When a client engages us to help their sales staff, we often ask to interview their top performers. Our purpose is to decode their selling DNA and identify the markers that make them so successful. One common thing we’ve found is that top sales performers consistently help their customers to meet their objectives by selling business value.
There are three tactics these top sellers employ to establish value:
- Get to the cost of the problem today. Buyers will face any number of problems. Great sales people help buyers define in totality all the costs those problems bring. The cost may be non-monetary like low morale or frustration, but costs that strike the bottom line are numbers that are heard by every person involved in making the buying decision. When you are the high-priced product in the market, it seems that every buyer asks about prices first. Great sellers shape and frame conversations around the costs of the buyer’s problems, not on the price of their solution.
- Tell stories. Stories help the buyers discover for themselves the problems they are facing or the solutions that are needed. Great sales people have several stories, personal experiences that they share depending on the situation or desired outcome. They share stories when the conversation lulls and the buyer is unable to articulate problems. Stories have purpose and you begin them by framing who they are about, their problem, a turning point, and a resolution. Stories not only get to problems, they can be used to describe how others use and derive business value from your products.
- Summarize the conversation in writing. All sellers tell me that they create meeting summaries, but few do it well. We sell our services to many companies in different industries. I am constantly referring to the meeting summary emails I’ve written as follow up after our conversations. These emails summarize the problems they are facing, the costs these problems are causing, the solutions we discussed and value of those solutions, and, of course, the next steps as discussed. This helps the customer and I keep the focus on the problems we are trying to solve. Great sales people don’t rely on memory. They summarize the meeting conversations by writing it down, sharing it with the customer, and allowing the customer to give feedback.
Have you used any of these techniques to establish value in your sales process?

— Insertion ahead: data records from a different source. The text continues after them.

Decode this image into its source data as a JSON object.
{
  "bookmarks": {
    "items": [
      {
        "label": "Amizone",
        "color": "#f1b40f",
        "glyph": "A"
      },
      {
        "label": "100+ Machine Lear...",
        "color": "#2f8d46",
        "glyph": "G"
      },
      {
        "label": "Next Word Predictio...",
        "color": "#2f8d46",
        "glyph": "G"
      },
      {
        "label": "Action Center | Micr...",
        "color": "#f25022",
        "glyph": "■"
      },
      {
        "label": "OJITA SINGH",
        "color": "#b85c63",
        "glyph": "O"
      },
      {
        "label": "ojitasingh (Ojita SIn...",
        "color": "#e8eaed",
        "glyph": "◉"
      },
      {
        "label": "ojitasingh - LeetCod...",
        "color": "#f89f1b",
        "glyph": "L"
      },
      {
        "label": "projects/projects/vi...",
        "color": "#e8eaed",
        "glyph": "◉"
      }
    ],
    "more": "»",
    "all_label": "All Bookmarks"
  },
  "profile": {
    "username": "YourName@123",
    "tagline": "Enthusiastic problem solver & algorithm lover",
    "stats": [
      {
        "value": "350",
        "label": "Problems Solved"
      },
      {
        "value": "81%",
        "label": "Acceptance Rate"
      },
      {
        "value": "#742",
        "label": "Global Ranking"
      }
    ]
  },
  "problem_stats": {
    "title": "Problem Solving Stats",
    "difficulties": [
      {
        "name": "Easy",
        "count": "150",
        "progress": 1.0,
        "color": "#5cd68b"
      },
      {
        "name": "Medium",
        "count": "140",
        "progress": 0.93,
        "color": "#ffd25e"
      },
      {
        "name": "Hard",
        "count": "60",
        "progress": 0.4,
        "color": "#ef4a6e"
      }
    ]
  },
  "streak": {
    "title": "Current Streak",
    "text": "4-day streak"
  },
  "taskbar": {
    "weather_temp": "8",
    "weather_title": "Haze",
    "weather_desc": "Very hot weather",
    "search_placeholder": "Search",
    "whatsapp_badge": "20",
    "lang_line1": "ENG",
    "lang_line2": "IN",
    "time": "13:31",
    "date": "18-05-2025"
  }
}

Do you have others you use? We’d love to hear from you. Send us an email to firstname.lastname@example.org